Extracted records

-- Opening Marker --

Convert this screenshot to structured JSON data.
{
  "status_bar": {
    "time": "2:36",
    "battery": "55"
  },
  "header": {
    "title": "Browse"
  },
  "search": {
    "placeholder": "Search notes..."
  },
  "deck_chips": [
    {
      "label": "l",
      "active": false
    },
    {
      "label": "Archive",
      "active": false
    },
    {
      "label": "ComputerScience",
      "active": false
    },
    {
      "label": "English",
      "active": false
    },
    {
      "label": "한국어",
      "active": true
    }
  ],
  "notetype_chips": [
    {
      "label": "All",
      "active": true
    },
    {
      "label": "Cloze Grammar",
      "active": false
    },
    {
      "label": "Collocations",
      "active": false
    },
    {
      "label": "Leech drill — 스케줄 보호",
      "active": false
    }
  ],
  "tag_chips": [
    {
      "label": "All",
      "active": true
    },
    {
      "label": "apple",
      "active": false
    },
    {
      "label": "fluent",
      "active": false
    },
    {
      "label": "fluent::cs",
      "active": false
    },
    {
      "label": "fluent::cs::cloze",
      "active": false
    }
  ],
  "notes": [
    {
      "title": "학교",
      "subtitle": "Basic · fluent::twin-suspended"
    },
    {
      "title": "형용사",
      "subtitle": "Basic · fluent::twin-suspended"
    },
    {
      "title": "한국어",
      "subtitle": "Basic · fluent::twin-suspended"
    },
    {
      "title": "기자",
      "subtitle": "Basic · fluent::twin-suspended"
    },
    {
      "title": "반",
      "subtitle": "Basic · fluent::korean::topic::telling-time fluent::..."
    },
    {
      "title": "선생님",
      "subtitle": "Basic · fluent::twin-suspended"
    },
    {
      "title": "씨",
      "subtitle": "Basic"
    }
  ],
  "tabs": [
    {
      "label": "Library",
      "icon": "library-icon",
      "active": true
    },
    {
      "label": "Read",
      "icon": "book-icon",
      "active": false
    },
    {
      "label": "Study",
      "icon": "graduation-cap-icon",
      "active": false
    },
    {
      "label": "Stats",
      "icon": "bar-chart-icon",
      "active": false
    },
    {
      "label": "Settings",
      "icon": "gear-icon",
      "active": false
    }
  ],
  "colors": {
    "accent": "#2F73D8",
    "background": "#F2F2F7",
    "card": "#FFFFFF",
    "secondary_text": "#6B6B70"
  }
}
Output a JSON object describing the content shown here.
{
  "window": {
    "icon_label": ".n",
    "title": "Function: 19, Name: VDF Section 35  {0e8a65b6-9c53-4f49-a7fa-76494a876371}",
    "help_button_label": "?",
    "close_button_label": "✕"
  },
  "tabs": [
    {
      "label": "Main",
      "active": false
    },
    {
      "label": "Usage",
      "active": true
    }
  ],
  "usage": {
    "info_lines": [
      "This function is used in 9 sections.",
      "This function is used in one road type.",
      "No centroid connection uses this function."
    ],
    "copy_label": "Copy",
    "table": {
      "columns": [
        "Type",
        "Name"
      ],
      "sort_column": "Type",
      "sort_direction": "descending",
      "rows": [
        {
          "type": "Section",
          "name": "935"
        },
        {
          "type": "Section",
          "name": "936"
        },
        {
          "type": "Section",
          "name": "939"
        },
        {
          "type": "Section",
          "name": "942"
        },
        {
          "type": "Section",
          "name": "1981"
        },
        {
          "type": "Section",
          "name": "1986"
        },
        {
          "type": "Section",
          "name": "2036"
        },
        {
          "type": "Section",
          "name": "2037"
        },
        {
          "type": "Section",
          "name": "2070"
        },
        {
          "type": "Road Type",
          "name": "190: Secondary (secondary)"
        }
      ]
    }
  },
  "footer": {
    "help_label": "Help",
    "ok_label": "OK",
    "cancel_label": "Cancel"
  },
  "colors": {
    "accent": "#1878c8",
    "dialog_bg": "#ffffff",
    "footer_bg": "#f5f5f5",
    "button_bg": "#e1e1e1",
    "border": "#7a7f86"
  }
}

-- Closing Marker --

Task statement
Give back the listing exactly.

Task answer
Convert this screenshot to structured JSON data.
{
  "status_bar": {
    "time": "2:36",
    "battery": "55"
  },
  "header": {
    "title": "Browse"
  },
  "search": {
    "placeholder": "Search notes..."
  },
  "deck_chips": [
    {
      "label": "l",
      "active": false
    },
    {
      "label": "Archive",
      "active": false
    },
    {
      "label": "ComputerScience",
      "active": false
    },
    {
      "label": "English",
      "active": false
    },
    {
      "label": "한국어",
      "active": true
    }
  ],
  "notetype_chips": [
    {
      "label": "All",
      "active": true
    },
    {
      "label": "Cloze Grammar",
      "active": false
    },
    {
      "label": "Collocations",
      "active": false
    },
    {
      "label": "Leech drill — 스케줄 보호",
      "active": false
    }
  ],
  "tag_chips": [
    {
      "label": "All",
      "active": true
    },
    {
      "label": "apple",
      "active": false
    },
    {
      "label": "fluent",
      "active": false
    },
    {
      "label": "fluent::cs",
      "active": false
    },
    {
      "label": "fluent::cs::cloze",
      "active": false
    }
  ],
  "notes": [
    {
      "title": "학교",
      "subtitle": "Basic · fluent::twin-suspended"
    },
    {
      "title": "형용사",
      "subtitle": "Basic · fluent::twin-suspended"
    },
    {
      "title": "한국어",
      "subtitle": "Basic · fluent::twin-suspended"
    },
    {
      "title": "기자",
      "subtitle": "Basic · fluent::twin-suspended"
    },
    {
      "title": "반",
      "subtitle": "Basic · fluent::korean::topic::telling-time fluent::..."
    },
    {
      "title": "선생님",
      "subtitle": "Basic · fluent::twin-suspended"
    },
    {
      "title": "씨",
      "subtitle": "Basic"
    }
  ],
  "tabs": [
    {
      "label": "Library",
      "icon": "library-icon",
      "active": true
    },
    {
      "label": "Read",
      "icon": "book-icon",
      "active": false
    },
    {
      "label": "Study",
      "icon": "graduation-cap-icon",
      "active": false
    },
    {
      "label": "Stats",
      "icon": "bar-chart-icon",
      "active": false
    },
    {
      "label": "Settings",
      "icon": "gear-icon",
      "active": false
    }
  ],
  "colors": {
    "accent": "#2F73D8",
    "background": "#F2F2F7",
    "card": "#FFFFFF",
    "secondary_text": "#6B6B70"
  }
}
Output a JSON object describing the content shown here.
{
  "window": {
    "icon_label": ".n",
    "title": "Function: 19, Name: VDF Section 35  {0e8a65b6-9c53-4f49-a7fa-76494a876371}",
    "help_button_label": "?",
    "close_button_label": "✕"
  },
  "tabs": [
    {
      "label": "Main",
      "active": false
    },
    {
      "label": "Usage",
      "active": true
    }
  ],
  "usage": {
    "info_lines": [
      "This function is used in 9 sections.",
      "This function is used in one road type.",
      "No centroid connection uses this function."
    ],
    "copy_label": "Copy",
    "table": {
      "columns": [
        "Type",
        "Name"
      ],
      "sort_column": "Type",
      "sort_direction": "descending",
      "rows": [
        {
          "type": "Section",
          "name": "935"
        },
        {
          "type": "Section",
          "name": "936"
        },
        {
          "type": "Section",
          "name": "939"
        },
        {
          "type": "Section",
          "name": "942"
        },
        {
          "type": "Section",
          "name": "1981"
        },
        {
          "type": "Section",
          "name": "1986"
        },
        {
          "type": "Section",
          "name": "2036"
        },
        {
          "type": "Section",
          "name": "2037"
        },
        {
          "type": "Section",
          "name": "2070"
        },
        {
          "type": "Road Type",
          "name": "190: Secondary (secondary)"
        }
      ]
    }
  },
  "footer": {
    "help_label": "Help",
    "ok_label": "OK",
    "cancel_label": "Cancel"
  },
  "colors": {
    "accent": "#1878c8",
    "dialog_bg": "#ffffff",
    "footer_bg": "#f5f5f5",
    "button_bg": "#e1e1e1",
    "border": "#7a7f86"
  }
}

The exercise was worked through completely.